While there were countless other jabs at conservative values, Republican politicians and the president throughout the evening, they’re not worth my time to write, nor your time to read. When Hollywood sticks its nose into the political arena, society as a whole suffers. Not only are most political comments made by celebrities unintelligent, but they also serve to increase polarization between Americans. Ideological statements made by celebrities are often surface level at best, and represent examples of the most insignificant form of political argument, the personal moral argument. Or, as I prefer to put it, the “I feel like it’s the right thing to do” argument. Let me be clear, I am not arguing that Hollywood celebrities should not be able to voice their opinions about political issues. In fact, Hollywood elites can use their platform to advocate for issues and causes that exist outside of political argument. For example, clean water in developing countries, starvation epidemics in Africa, and even the #metoo movement that has taken aim at halting all issues of sexual misconduct in Hollywood are all causes that Hollywood could be focussing on.

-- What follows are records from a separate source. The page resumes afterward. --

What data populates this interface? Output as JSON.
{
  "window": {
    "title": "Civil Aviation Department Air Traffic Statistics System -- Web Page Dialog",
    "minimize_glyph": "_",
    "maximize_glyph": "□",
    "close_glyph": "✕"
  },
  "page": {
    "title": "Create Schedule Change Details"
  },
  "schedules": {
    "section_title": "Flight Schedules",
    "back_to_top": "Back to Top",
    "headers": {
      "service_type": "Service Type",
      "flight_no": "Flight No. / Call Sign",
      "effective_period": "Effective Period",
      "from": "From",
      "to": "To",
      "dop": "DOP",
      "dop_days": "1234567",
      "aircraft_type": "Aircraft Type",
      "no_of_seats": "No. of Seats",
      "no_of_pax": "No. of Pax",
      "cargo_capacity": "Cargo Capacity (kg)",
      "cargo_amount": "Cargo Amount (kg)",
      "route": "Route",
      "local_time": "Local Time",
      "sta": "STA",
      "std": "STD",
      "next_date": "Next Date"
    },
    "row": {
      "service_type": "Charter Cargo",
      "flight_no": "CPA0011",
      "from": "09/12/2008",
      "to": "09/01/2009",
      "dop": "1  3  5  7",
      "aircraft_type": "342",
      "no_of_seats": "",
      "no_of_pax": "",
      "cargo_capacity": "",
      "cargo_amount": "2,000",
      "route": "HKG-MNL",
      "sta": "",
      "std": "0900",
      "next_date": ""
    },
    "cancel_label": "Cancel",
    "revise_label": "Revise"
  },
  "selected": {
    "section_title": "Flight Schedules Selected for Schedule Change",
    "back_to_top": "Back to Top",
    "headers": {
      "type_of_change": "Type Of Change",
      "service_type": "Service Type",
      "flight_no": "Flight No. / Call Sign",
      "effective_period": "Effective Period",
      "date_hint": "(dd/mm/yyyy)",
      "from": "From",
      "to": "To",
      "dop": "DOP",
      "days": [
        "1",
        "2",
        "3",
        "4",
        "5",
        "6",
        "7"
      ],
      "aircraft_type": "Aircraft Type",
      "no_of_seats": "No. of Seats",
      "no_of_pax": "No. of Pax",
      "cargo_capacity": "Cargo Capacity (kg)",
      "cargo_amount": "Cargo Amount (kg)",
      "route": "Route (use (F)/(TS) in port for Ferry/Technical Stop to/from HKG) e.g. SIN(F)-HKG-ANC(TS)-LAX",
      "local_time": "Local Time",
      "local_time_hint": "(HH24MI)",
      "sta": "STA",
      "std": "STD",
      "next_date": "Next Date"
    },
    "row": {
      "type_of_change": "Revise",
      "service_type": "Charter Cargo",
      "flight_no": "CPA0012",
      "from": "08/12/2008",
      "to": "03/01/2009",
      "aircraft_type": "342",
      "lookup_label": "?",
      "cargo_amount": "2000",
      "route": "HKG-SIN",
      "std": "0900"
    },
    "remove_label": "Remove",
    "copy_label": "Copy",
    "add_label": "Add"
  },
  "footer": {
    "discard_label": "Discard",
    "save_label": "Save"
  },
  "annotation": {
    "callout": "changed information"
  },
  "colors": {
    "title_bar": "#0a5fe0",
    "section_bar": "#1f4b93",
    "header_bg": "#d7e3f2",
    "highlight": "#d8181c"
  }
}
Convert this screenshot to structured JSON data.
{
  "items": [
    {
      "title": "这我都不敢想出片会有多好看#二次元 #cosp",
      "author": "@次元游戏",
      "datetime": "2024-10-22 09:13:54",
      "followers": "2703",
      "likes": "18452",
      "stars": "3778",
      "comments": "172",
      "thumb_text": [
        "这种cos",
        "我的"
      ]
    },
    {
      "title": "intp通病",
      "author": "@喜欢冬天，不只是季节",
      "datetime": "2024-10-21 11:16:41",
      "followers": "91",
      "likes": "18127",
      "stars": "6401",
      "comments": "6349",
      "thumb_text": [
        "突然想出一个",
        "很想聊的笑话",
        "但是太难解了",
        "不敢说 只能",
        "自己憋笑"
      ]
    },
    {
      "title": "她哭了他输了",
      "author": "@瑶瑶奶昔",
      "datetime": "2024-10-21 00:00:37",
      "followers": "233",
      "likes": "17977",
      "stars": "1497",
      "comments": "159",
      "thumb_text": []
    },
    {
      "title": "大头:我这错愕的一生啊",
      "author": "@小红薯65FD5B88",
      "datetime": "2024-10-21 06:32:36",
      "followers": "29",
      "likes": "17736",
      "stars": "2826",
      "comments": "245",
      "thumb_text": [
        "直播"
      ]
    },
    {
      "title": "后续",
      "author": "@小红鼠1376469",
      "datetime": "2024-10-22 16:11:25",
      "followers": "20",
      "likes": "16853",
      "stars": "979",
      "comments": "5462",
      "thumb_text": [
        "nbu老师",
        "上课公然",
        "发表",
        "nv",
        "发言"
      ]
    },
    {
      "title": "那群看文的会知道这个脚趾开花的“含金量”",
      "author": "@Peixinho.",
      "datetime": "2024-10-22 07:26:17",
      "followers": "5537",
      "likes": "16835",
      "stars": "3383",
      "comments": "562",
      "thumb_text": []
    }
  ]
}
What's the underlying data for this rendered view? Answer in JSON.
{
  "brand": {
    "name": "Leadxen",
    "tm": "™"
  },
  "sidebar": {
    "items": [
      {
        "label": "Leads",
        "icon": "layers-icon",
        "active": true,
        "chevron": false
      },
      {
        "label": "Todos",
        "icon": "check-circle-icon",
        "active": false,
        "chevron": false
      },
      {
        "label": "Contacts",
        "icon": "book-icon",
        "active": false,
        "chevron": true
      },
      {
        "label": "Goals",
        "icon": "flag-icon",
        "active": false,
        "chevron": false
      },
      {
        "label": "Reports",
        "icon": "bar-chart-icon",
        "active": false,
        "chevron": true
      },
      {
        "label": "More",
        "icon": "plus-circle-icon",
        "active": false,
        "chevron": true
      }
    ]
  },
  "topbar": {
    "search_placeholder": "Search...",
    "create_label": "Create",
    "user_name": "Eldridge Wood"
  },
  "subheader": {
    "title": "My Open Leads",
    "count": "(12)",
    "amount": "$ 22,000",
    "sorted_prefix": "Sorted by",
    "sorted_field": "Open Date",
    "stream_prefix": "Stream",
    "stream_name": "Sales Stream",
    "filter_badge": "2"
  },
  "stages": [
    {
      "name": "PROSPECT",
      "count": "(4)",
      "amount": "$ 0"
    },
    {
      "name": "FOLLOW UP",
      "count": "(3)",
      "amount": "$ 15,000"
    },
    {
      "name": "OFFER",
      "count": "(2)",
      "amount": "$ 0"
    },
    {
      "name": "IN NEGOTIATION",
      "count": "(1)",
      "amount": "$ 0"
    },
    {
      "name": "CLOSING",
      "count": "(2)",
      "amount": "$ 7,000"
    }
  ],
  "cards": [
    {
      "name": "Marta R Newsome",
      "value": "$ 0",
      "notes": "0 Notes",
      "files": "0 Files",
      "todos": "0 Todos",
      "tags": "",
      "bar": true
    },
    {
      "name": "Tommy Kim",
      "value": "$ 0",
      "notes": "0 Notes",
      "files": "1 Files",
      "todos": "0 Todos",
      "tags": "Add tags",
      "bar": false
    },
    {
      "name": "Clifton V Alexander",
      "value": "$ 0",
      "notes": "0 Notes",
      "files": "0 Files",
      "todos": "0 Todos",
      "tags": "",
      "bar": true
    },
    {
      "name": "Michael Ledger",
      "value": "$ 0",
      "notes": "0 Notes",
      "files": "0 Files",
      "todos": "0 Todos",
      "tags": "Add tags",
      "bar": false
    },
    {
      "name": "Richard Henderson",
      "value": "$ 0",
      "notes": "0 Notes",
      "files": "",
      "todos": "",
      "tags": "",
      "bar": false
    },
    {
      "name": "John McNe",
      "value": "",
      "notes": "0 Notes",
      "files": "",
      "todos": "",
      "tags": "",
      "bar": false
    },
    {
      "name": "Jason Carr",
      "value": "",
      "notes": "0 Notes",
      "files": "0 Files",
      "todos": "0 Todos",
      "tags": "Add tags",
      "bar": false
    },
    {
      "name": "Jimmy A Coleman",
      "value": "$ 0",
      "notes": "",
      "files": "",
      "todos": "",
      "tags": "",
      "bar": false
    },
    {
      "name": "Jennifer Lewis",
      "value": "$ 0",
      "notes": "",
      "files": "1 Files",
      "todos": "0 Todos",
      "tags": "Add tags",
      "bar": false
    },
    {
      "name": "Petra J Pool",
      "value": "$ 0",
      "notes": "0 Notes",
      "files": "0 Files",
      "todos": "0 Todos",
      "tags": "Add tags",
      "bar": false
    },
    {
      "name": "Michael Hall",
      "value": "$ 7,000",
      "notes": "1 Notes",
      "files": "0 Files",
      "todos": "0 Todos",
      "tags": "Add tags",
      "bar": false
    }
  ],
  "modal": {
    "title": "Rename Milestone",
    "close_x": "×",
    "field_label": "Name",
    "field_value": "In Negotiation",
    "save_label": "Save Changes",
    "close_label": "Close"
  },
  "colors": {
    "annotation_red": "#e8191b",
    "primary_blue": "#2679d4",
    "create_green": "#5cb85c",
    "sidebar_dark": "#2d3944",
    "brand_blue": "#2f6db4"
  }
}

Unfortunately, these are not the types of issues Hollywood has decided to stand up for. Instead of unifying American society around issues that do not inherently divide and polarize society, celebrities are settling for insults, moral arguments and belittling to advocate for causes that should be left to the political process.

Let’s take Kimmel’s Pence insult and examine the effects that a seemingly innocent comment can have on American society over time.

When Kimmel and other like-minded celebrities criticize the values of elected officials of a specific party or ideology, they are also criticizing the values of regular Americans who believe in and vote for those same officials.

When Kimmel slapped Pence with his comments at the Oscars, he also slapped the millions of Americans who, like the vice president, believe that marriage is between a man and a woman.

It does not matter how strongly a celebrity feels that their moral argument on one side of a social issue is correct, because there are millions Americans who hold an opposite view who feel just as strongly.

This is where the problem lies.

As Americans, particularly conservatives, are bombarded with the banter of celebrities that belittle and criticize the values that are important to them, polarization and division in society is bound to occur. When this happens, everyone in society loses.

In actuality, there are no “good guys” and “bad guys” in politics. Liberalism and conservatism are simply two ideologically and philosophically different methods to approach the issues in the world. Trump wants the best for our nation. So do House representative Nancy Pelosi and Senator Chuck Schumer. While they may disagree on almost every policy decision, they all desperately want the United States to be a better place tomorrow than it is today.

Unfortunately, as celebrities divide everyday Americans, it becomes tragically easy to forget this. In today’s society, liberals and conservatives do not look at the opposing ideology with empathy and understanding. Instead, we vilify the people who do not hold the same views as ourselves. This is one of the greatest tragedies of modern society.

Sports, movies, television, books and music were once amazing ways to unite members of society who disagree politically. In what seems like an eternity ago, it didn’t matter who you voted for to have a wonderful and enjoyable conversation with someone about a spectacular movie, an exciting ending to a sporting event or a compelling new television program. One by one, these once unifying and apolitical outlets are being stripped from society and are being replaced with more battlegrounds for political dispute.

Is nothing sacred anymore?

What would it look like for the next big award show to feature no ideological discussions and instead focus on celebrating the things that bring our society together?

I hope in the future, “nights of positivity” can be just that.